Boeing: Failing at Moral Capitalism

Boeing, maker of airplanes, has paid $160 million to Alaska Air Group to compensate that customer for lost profits following the midair blowout of a door plug on a Boeing plane sold to that company.  The accident and subsequent forced grounding of Alaska Air’s jets had a negative impact on Alaska Air’s income.  Alaska Air said it expects more compensation from Boeing in the future.

Now that’s a great way to make a profit: sell your customers poor quality products and then compensate them for the inconvenience.  What was Boeing thinking?  What went wrong?  We get an answer from a recent interview by Chrisopher Rufo with a Boeing employee.  In short, Boeing’s corporate culture and its values drove it to acting stupidly, not taking care of stakeholders and in so doing, failing at capitalism 101.

Christopher Rufo: In general terms, what is happening at Boeing?

Insider: At its core, we have a marginalization of the people who build stuff, the people who really work on these planes.

So, right now, we have an executive council running the company that is all outsiders.  The current CEO is a General Electric guy, as is the CFO, whom he brought in.  And we have a completely new HR leader, with no background at Boeing.  The head of our commercial-airplanes unit in Seattle, who was fired last week, was one of the last engineers in the executive council.

The headquarters in Arlington is empty.  Nobody lives there.  It is an empty executive suite.  The CEO lives in New Hampshire.  The CFO lives in Connecticut.  The head of HR lives in Orlando.
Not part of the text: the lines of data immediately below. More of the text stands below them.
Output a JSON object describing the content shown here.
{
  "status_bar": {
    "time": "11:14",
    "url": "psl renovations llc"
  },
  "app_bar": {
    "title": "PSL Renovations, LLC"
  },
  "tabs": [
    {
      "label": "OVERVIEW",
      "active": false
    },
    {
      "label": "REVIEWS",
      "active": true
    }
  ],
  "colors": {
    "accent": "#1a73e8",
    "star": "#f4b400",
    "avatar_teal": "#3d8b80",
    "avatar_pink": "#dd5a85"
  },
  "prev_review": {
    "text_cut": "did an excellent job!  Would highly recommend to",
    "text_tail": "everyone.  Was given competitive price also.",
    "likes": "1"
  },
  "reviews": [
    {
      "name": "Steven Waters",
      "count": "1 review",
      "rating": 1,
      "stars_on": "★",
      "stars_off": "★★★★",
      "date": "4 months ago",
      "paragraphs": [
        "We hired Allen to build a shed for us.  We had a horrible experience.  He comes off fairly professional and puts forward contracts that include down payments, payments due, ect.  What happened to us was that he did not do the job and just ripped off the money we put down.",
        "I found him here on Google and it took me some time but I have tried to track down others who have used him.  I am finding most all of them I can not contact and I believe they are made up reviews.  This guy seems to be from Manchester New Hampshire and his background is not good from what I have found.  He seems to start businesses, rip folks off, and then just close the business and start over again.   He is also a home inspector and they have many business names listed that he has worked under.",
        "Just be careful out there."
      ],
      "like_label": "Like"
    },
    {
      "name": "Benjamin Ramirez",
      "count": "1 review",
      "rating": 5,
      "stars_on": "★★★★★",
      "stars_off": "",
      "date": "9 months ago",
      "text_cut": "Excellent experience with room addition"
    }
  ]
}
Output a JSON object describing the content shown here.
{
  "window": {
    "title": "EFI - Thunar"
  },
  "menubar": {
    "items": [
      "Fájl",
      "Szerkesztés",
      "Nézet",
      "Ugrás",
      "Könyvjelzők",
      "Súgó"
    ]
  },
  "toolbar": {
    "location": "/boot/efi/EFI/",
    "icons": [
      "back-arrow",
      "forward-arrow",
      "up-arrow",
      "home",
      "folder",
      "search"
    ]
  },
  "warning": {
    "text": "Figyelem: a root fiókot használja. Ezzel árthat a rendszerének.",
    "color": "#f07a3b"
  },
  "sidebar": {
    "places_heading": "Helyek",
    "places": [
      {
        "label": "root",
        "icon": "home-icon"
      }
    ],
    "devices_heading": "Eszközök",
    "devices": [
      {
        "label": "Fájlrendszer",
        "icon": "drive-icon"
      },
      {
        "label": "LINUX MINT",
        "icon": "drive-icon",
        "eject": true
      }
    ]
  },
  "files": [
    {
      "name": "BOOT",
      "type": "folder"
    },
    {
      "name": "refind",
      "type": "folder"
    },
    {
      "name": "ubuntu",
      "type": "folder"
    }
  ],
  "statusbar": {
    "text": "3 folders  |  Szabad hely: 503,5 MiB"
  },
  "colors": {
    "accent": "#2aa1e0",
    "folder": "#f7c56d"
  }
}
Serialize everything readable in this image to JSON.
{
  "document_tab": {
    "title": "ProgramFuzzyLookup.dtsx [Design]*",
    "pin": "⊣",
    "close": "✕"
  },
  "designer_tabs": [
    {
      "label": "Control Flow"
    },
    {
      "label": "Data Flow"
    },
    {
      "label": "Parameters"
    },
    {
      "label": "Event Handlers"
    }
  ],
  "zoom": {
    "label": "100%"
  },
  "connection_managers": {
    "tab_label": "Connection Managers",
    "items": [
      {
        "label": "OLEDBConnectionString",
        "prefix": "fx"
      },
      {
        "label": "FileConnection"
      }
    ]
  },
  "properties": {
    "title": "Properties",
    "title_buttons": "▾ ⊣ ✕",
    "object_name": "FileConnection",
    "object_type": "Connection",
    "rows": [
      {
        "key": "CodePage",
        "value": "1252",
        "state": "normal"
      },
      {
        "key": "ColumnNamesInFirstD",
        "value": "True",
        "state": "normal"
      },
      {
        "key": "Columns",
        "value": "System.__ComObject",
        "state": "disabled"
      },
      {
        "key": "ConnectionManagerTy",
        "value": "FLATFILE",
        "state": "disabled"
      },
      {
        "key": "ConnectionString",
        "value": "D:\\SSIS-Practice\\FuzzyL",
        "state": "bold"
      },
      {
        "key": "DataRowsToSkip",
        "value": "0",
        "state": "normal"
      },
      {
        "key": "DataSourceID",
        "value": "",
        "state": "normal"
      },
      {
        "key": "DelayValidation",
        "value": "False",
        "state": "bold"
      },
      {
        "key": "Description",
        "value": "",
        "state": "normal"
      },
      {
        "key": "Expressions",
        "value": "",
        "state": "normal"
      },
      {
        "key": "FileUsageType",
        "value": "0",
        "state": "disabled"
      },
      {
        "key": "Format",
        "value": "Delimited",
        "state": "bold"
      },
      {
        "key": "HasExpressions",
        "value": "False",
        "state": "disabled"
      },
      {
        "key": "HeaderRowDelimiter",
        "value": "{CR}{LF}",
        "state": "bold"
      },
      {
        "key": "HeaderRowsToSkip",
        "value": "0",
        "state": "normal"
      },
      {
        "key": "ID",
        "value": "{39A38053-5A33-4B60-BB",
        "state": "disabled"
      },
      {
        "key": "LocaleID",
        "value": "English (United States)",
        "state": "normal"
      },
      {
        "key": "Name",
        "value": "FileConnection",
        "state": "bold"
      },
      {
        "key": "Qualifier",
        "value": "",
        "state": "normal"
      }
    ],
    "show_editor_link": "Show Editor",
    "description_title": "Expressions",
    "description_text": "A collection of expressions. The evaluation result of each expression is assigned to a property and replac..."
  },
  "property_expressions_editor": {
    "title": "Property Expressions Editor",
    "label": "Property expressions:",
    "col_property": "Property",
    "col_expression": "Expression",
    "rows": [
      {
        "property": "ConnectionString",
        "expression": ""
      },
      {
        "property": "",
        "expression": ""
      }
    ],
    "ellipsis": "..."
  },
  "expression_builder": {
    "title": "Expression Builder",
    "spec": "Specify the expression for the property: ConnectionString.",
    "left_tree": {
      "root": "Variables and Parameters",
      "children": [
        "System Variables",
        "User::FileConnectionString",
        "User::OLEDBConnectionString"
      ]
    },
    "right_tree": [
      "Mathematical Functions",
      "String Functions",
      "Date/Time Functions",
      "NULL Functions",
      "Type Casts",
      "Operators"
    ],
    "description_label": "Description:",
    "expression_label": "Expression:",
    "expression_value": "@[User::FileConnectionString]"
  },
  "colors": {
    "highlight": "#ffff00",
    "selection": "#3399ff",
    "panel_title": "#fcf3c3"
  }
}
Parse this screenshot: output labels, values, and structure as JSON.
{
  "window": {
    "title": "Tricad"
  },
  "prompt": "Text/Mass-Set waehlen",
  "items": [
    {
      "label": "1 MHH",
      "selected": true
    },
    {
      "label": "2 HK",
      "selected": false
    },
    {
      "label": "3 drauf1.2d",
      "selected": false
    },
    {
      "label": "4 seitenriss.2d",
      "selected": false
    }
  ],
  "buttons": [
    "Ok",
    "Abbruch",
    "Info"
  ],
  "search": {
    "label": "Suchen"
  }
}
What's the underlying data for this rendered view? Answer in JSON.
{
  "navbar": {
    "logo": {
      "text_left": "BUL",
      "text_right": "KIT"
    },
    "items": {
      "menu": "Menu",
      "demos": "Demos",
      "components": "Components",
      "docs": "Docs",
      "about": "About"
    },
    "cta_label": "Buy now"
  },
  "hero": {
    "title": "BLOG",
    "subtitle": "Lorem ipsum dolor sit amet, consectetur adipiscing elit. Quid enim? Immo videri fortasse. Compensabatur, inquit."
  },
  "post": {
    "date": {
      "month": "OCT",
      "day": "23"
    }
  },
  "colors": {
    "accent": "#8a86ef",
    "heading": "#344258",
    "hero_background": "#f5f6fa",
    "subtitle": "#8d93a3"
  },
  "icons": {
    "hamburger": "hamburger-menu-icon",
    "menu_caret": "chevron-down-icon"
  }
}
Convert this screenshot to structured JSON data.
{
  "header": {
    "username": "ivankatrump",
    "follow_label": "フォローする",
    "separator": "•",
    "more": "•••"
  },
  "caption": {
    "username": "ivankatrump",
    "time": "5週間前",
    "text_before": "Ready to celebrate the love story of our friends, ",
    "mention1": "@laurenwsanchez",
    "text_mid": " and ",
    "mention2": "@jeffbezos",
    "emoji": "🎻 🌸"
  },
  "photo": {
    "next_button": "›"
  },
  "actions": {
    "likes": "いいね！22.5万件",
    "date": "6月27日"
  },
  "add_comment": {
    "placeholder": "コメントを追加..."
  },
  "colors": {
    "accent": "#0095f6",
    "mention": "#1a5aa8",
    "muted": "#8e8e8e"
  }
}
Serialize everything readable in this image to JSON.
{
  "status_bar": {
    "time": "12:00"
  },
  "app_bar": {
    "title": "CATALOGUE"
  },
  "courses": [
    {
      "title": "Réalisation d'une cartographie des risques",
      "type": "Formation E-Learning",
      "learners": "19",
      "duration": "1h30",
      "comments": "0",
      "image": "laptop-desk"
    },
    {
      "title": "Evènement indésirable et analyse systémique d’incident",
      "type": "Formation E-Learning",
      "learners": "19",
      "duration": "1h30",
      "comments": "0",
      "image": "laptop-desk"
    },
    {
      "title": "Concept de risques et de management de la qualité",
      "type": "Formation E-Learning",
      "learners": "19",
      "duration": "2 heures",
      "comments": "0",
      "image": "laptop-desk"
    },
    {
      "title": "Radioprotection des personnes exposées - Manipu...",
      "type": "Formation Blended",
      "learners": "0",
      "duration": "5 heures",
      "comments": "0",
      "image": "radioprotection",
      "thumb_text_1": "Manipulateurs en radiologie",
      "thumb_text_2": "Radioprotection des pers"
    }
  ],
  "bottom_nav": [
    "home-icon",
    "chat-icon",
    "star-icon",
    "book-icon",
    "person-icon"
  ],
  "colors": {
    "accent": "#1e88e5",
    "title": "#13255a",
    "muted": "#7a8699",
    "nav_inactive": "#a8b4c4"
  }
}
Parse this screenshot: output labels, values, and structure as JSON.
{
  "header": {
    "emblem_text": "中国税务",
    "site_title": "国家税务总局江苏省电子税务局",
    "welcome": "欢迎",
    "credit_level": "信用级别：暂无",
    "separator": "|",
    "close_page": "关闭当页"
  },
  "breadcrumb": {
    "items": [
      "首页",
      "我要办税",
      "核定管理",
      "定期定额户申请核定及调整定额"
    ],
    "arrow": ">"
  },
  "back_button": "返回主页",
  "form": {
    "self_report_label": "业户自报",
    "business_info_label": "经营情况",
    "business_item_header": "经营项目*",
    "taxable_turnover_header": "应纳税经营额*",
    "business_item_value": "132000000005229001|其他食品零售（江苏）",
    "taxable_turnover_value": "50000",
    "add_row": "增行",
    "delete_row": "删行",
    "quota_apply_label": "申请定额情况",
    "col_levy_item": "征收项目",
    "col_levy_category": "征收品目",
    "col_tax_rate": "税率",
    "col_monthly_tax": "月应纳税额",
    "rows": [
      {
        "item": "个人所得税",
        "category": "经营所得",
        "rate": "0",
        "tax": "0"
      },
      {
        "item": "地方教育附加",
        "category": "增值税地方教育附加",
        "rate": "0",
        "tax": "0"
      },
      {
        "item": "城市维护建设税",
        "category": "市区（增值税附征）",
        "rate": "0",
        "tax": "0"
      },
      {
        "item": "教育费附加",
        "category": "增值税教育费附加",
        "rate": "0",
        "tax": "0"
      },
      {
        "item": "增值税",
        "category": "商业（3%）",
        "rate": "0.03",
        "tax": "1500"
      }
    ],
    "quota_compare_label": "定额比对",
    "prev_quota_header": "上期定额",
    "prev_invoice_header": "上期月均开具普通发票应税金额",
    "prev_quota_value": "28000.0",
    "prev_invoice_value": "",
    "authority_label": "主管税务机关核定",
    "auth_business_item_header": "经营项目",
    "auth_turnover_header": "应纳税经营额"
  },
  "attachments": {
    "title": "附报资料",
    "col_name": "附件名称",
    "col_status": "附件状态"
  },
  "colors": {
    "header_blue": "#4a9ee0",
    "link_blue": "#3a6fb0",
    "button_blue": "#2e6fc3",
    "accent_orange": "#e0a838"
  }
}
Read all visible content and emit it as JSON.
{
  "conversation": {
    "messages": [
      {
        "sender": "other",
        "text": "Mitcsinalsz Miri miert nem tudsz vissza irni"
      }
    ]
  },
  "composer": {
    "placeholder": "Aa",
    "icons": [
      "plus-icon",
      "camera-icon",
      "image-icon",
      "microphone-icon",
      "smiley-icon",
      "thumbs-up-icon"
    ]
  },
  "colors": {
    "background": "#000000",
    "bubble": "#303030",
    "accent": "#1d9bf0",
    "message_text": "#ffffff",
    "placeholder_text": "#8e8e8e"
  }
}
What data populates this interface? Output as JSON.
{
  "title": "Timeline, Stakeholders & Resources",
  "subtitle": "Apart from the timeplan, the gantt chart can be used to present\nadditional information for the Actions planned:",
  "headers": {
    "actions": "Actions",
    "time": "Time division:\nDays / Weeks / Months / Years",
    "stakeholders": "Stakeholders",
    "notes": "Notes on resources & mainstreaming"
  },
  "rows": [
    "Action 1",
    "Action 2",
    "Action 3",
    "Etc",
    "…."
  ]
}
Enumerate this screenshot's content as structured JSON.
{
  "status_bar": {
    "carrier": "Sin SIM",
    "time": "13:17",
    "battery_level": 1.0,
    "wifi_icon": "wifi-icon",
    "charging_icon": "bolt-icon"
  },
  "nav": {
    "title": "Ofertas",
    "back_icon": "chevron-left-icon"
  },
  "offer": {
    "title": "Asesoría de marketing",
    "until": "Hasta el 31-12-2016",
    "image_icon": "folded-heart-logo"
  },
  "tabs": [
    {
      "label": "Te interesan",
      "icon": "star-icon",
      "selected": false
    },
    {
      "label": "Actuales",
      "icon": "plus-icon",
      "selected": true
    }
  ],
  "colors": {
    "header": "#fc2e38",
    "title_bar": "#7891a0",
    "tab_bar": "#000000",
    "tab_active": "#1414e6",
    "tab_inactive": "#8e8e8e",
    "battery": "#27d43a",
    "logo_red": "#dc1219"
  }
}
We just instituted a policy that everyone has to come into work five days a week – except the executive council, which can use the private jets to travel to meetings.  And that is the story: it is a company that is under caretakers.  It is not under owners.  And it is not under people who love airplanes.

In this business, the workforce knows if you love the thing you are building or if it’s just another set of assets to you.  At some point, you cannot recover with process what you have lost with love.  And I think that is probably the most important story of all.  There is no visible center of the company and people are wondering what they are connected to.

Rufo: If they have lost the love of building airplanes, what is the love, if any, that they bring to the job?

Insider: Status games rule every boardroom in the country.  The DEI narrative is a very real thing and at Boeing, DEI got tied to the status game.  It is the thing you embrace if you want to get ahead.  It became a means to power.

The radicalization of HR doesn’t hurt tech businesses like it hurts manufacturing businesses.

Service means you are spending the extra time to understand what’s really happening in the factory and in your supply chain.  There should be some honor in understanding that we inherited something beautiful and good and worth loving.

Boeing’s outgoing CEO, David Calhoun, for his leadership in 2023, received from the company $33 million in compensation, mostly from awards of stock and not company cash – only $1.4 million in salary.  But as discipline for the door plug blowout on a 737 MAX jet this past January, for 2024, Calhoun and other senior executives will get 22% less in shares of Boeing stock than originally proposed.  Calhoun also gave up a cash bonus for 2023 in the amount of $2.8 million.

Even with such reduced compensation, Calhoun is not hurting financially, but the company surely is.